Start of PROVIDED INFORMATION

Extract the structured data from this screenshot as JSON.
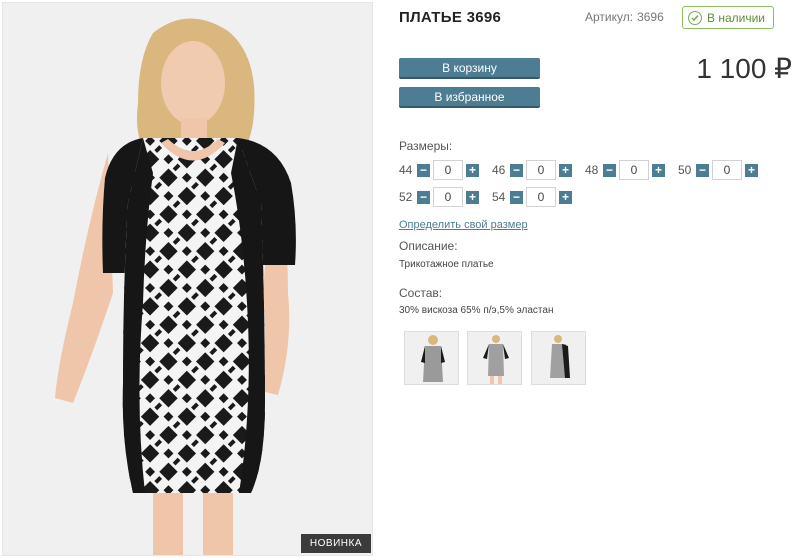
{
  "product": {
    "title": "ПЛАТЬЕ 3696",
    "sku_label": "Артикул:",
    "sku_value": "3696",
    "stock": "В наличии",
    "price": "1 100 ₽",
    "badge": "НОВИНКА"
  },
  "actions": {
    "cart": "В корзину",
    "favorites": "В избранное"
  },
  "sizes": {
    "label": "Размеры:",
    "items": [
      {
        "size": "44",
        "qty": "0"
      },
      {
        "size": "46",
        "qty": "0"
      },
      {
        "size": "48",
        "qty": "0"
      },
      {
        "size": "50",
        "qty": "0"
      },
      {
        "size": "52",
        "qty": "0"
      },
      {
        "size": "54",
        "qty": "0"
      }
    ],
    "minus": "−",
    "plus": "+",
    "size_link": "Определить свой размер"
  },
  "description": {
    "label": "Описание:",
    "text": "Трикотажное платье"
  },
  "composition": {
    "label": "Состав:",
    "text": "30% вискоза 65% п/э,5% эластан"
  },
  "colors": {
    "button": "#4d7d93",
    "stock_border": "#8cbf5e",
    "badge_bg": "#3b3b3b"
  }
}
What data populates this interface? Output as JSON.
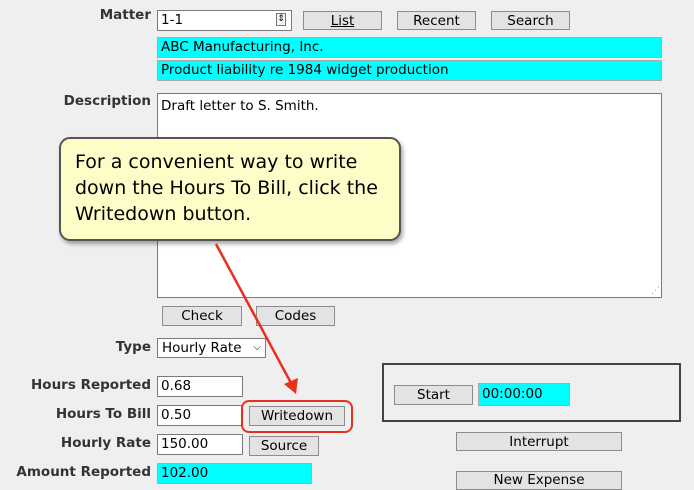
{
  "matter": {
    "label": "Matter",
    "value": "1-1",
    "list_button": "List",
    "recent_button": "Recent",
    "search_button": "Search",
    "client_name": "ABC Manufacturing, Inc.",
    "matter_desc": "Product liability re 1984 widget production"
  },
  "description": {
    "label": "Description",
    "text": "Draft letter to S. Smith.",
    "check_button": "Check",
    "codes_button": "Codes"
  },
  "type": {
    "label": "Type",
    "selected": "Hourly Rate"
  },
  "hours_reported": {
    "label": "Hours Reported",
    "value": "0.68"
  },
  "hours_to_bill": {
    "label": "Hours To Bill",
    "value": "0.50",
    "writedown_button": "Writedown"
  },
  "hourly_rate": {
    "label": "Hourly Rate",
    "value": "150.00",
    "source_button": "Source"
  },
  "amount_reported": {
    "label": "Amount Reported",
    "value": "102.00"
  },
  "timer": {
    "start_button": "Start",
    "elapsed": "00:00:00",
    "interrupt_button": "Interrupt",
    "new_expense_button": "New Expense"
  },
  "callout": {
    "text": "For a convenient way to write down the Hours To Bill, click the Writedown button."
  },
  "colors": {
    "highlight": "#00ffff",
    "annotation_red": "#e8301c",
    "callout_bg": "#fefdc8"
  }
}
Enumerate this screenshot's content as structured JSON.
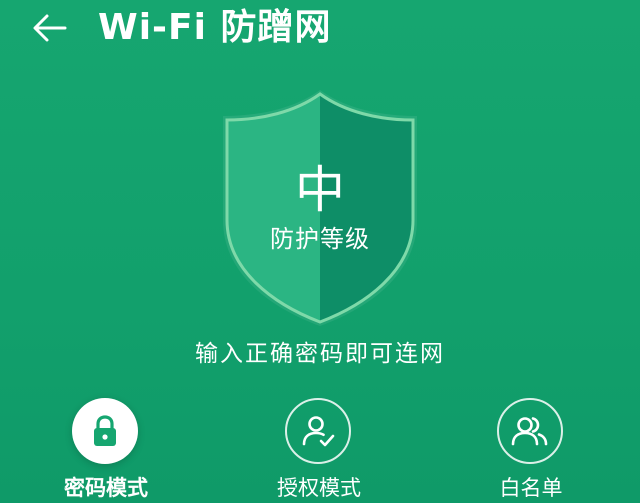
{
  "header": {
    "title": "Wi-Fi 防蹭网"
  },
  "shield": {
    "level": "中",
    "caption": "防护等级"
  },
  "status": {
    "text": "输入正确密码即可连网"
  },
  "modes": [
    {
      "label": "密码模式",
      "icon": "lock-icon",
      "active": true
    },
    {
      "label": "授权模式",
      "icon": "user-check-icon",
      "active": false
    },
    {
      "label": "白名单",
      "icon": "users-icon",
      "active": false
    }
  ],
  "colors": {
    "background": "#16a670",
    "shield_light": "#2bb583",
    "shield_dark": "#0e8e67",
    "shield_outline": "#7ed9a9",
    "active_icon": "#16a670"
  }
}
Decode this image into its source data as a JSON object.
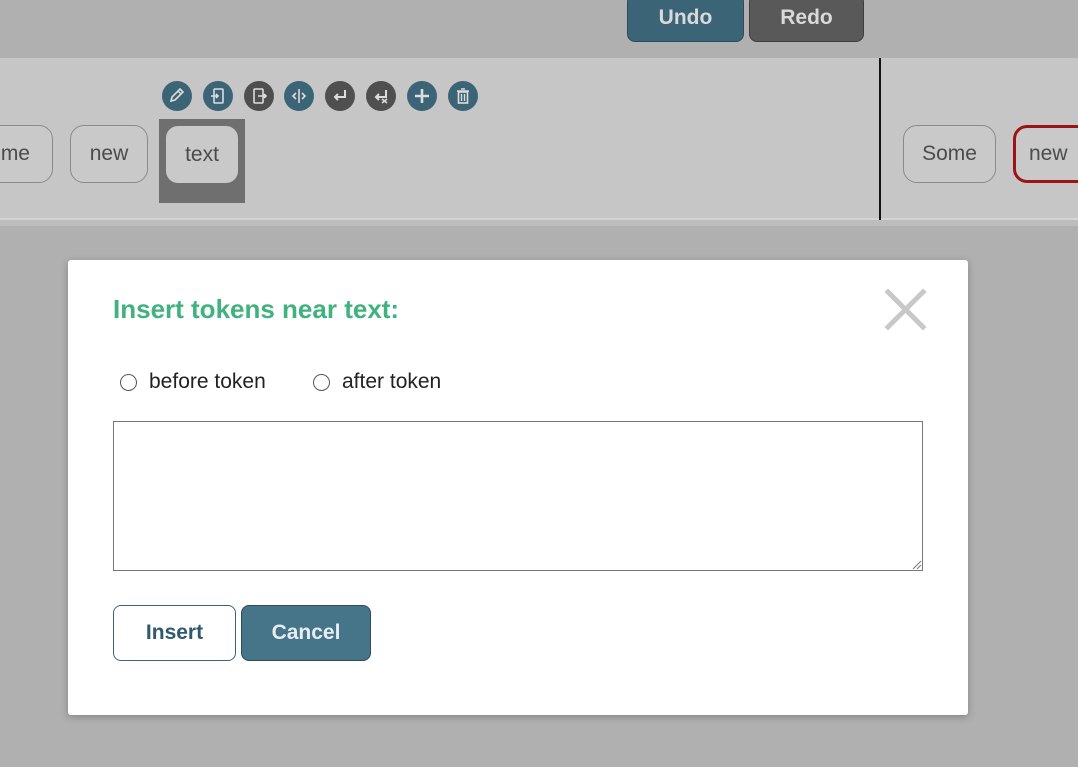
{
  "header": {
    "undo_label": "Undo",
    "redo_label": "Redo"
  },
  "tokens": {
    "left_partial": "me",
    "left_new": "new",
    "selected": "text",
    "right_some": "Some",
    "right_new": "new"
  },
  "toolbar_icons": [
    "pencil-edit-icon",
    "merge-left-icon",
    "merge-right-icon",
    "split-icon",
    "line-break-icon",
    "remove-line-break-icon",
    "add-icon",
    "delete-icon"
  ],
  "dialog": {
    "title": "Insert tokens near text:",
    "option_before": "before token",
    "option_after": "after token",
    "textarea_value": "",
    "insert_label": "Insert",
    "cancel_label": "Cancel"
  },
  "colors": {
    "accent_blue": "#3c6477",
    "title_green": "#3fb27f",
    "selected_border_red": "#9b1515"
  }
}
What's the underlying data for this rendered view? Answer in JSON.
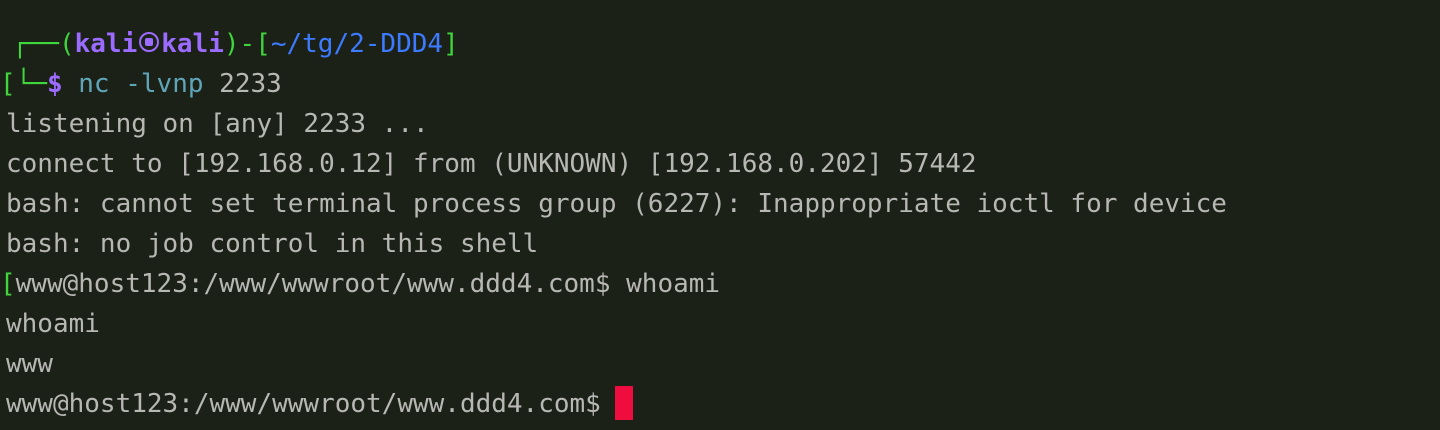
{
  "prompt": {
    "corner_top": "┌──",
    "open_paren": "(",
    "user": "kali",
    "host": "kali",
    "close_paren": ")",
    "dash": "-",
    "open_bracket": "[",
    "path": "~/tg/2-DDD4",
    "close_bracket": "]",
    "left_edge": "[",
    "corner_bottom": "└─",
    "dollar": "$",
    "command": "nc",
    "args": " -lvnp",
    "port": " 2233"
  },
  "output": {
    "line1": "listening on [any] 2233 ...",
    "line2": "connect to [192.168.0.12] from (UNKNOWN) [192.168.0.202] 57442",
    "line3": "bash: cannot set terminal process group (6227): Inappropriate ioctl for device",
    "line4": "bash: no job control in this shell"
  },
  "remote_shell": {
    "left_edge": "[",
    "prompt": "www@host123:/www/wwwroot/www.ddd4.com$",
    "command": " whoami",
    "echo": "whoami",
    "result": "www",
    "prompt2": "www@host123:/www/wwwroot/www.ddd4.com$"
  },
  "colors": {
    "background": "#1c2117",
    "green": "#3fd53c",
    "blue": "#3c7bff",
    "purple": "#9b6cff",
    "text": "#b7b7b4",
    "cursor": "#ef0d3f"
  }
}
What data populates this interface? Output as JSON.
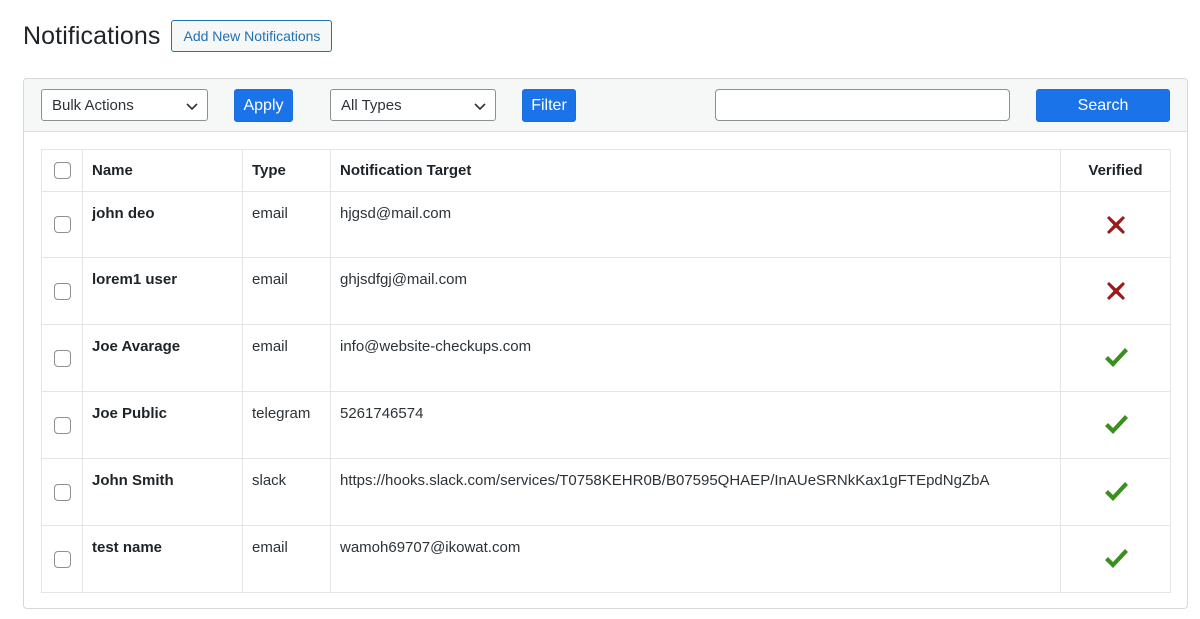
{
  "header": {
    "title": "Notifications",
    "add_button_label": "Add New Notifications"
  },
  "toolbar": {
    "bulk_actions": {
      "selected": "Bulk Actions"
    },
    "apply_label": "Apply",
    "types": {
      "selected": "All Types"
    },
    "filter_label": "Filter",
    "search": {
      "value": "",
      "placeholder": ""
    },
    "search_label": "Search"
  },
  "table": {
    "columns": {
      "name": "Name",
      "type": "Type",
      "target": "Notification Target",
      "verified": "Verified"
    },
    "rows": [
      {
        "name": "john deo",
        "type": "email",
        "target": "hjgsd@mail.com",
        "verified": false
      },
      {
        "name": "lorem1 user",
        "type": "email",
        "target": "ghjsdfgj@mail.com",
        "verified": false
      },
      {
        "name": "Joe Avarage",
        "type": "email",
        "target": "info@website-checkups.com",
        "verified": true
      },
      {
        "name": "Joe Public",
        "type": "telegram",
        "target": "5261746574",
        "verified": true
      },
      {
        "name": "John Smith",
        "type": "slack",
        "target": "https://hooks.slack.com/services/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",
        "verified": true
      },
      {
        "name": "test name",
        "type": "email",
        "target": "wamoh69707@ikowat.com",
        "verified": true
      }
    ]
  },
  "icons": {
    "verified_true": "check-icon",
    "verified_false": "cross-icon"
  },
  "colors": {
    "primary": "#1a73e8",
    "link": "#2271b1",
    "check": "#3a8f1e",
    "cross": "#9b1b1b"
  }
}
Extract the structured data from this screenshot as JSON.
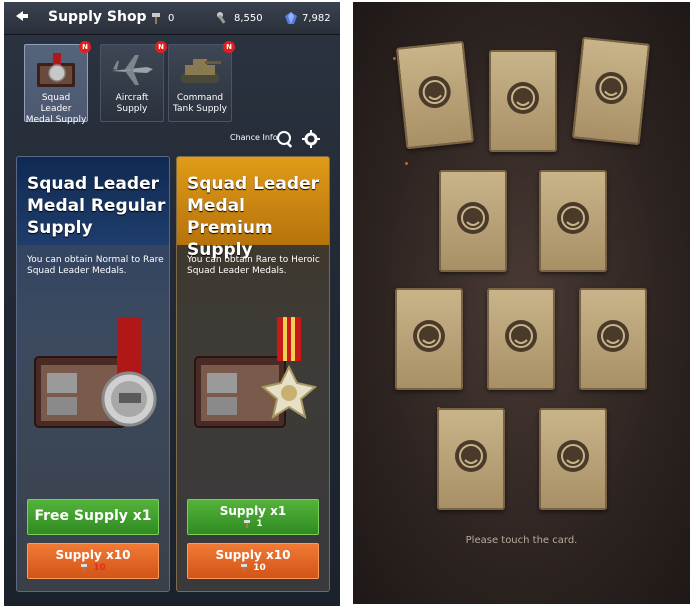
{
  "header": {
    "title": "Supply Shop",
    "resources": [
      {
        "icon": "hammer-icon",
        "value": "0"
      },
      {
        "icon": "wrench-icon",
        "value": "8,550"
      },
      {
        "icon": "gem-icon",
        "value": "7,982"
      }
    ]
  },
  "tabs": [
    {
      "label": "Squad Leader\nMedal Supply",
      "badge": "N",
      "icon": "medal-case-icon"
    },
    {
      "label": "Aircraft\nSupply",
      "badge": "N",
      "icon": "aircraft-icon"
    },
    {
      "label": "Command\nTank Supply",
      "badge": "N",
      "icon": "tank-icon"
    }
  ],
  "chance_info": "Chance Info",
  "cards": {
    "regular": {
      "title": "Squad Leader Medal Regular Supply",
      "description": "You can obtain Normal to Rare Squad Leader Medals.",
      "free_label": "Free Supply x1",
      "x10_label": "Supply x10",
      "x10_cost": "10"
    },
    "premium": {
      "title": "Squad Leader Medal Premium Supply",
      "description": "You can obtain Rare to Heroic Squad Leader Medals.",
      "x1_label": "Supply x1",
      "x1_cost": "1",
      "x10_label": "Supply x10",
      "x10_cost": "10"
    }
  },
  "card_select": {
    "prompt": "Please touch the card."
  },
  "colors": {
    "green_button": "#3f9e2c",
    "orange_button": "#e2662a",
    "badge_red": "#e01f1f"
  }
}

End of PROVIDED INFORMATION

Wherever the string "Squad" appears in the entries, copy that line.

      "label": "Squad Leader\nMedal Supply",
      "title": "Squad Leader Medal Regular Supply",
      "description": "You can obtain Normal to Rare Squad Leader Medals.",
      "title": "Squad Leader Medal Premium Supply",
      "description": "You can obtain Rare to Heroic Squad Leader Medals.",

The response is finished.